A Court is naked and exposed without jurisdiction. It is therefore the general rule to determine jurisdiction first whilst it is an exceptional rule to take steps in defending of protecting the authority of the court first before jurisdiction. However, in recent times, there appears to be a move or a shift by the courts away from the general principle of law which state that the issue of jurisdiction must be determined first before taking any other step in the proceedings. This is due to some unscrupulous litigants who perch on the general principle of objection of jurisdiction to intentionally delay litigation and prosecutions of cases to the annoyance of their adversaries and in most cases resulting to abuse of court processes. In such cases the litigants are bent to drag the issue of jurisdiction up to the Apex Court while the substantive matter is stayed in the trial court thereby resulting in delay of cases. In order to honour the time adage of “justice delayed is just denied,” some courts have employed the practice of hearing preliminary objections on jurisdiction along with the substantive matter but decide the issue of jurisdiction first in the judgment. Some courts also in the spirit of quick dispensation of justice, have also made Rules of Court which have provided for the consolidation of preliminary objection with any other court process where the other process is an originating summons where the facts are not in dispute. See Order 29 Rule 1 of the Federal High Court Rules, 2009; Inakoju vs. Adeleke (2007) 4 NWLR (Pt. 1025) 423, First Inland Bank Plc. vs. Alliance International Nigeria Limited delivered on 23/1/2013 in CA/E/96/2009.

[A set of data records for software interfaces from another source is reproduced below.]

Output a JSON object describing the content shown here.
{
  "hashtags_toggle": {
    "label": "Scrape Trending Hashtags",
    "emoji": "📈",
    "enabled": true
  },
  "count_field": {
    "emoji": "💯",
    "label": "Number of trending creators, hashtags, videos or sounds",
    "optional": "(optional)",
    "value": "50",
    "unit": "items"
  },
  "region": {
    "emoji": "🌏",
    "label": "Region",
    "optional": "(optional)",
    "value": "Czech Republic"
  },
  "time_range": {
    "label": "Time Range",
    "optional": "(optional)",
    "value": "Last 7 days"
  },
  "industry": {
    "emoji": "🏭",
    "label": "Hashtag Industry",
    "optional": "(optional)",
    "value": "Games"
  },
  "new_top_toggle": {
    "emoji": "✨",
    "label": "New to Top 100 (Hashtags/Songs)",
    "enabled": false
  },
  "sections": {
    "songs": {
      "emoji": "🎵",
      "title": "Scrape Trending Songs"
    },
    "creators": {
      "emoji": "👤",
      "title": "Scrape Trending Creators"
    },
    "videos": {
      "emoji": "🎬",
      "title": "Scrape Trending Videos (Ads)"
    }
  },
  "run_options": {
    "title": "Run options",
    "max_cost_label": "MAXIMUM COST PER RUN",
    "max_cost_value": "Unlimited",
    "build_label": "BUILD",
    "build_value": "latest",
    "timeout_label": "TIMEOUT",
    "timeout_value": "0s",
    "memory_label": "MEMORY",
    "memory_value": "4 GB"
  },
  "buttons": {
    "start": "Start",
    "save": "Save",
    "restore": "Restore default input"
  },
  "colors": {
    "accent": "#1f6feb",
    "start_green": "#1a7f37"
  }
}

– T. Akomolafe-Wilson, JCA. Onnoghen v. FRN (2019) – CA/A/44C/2019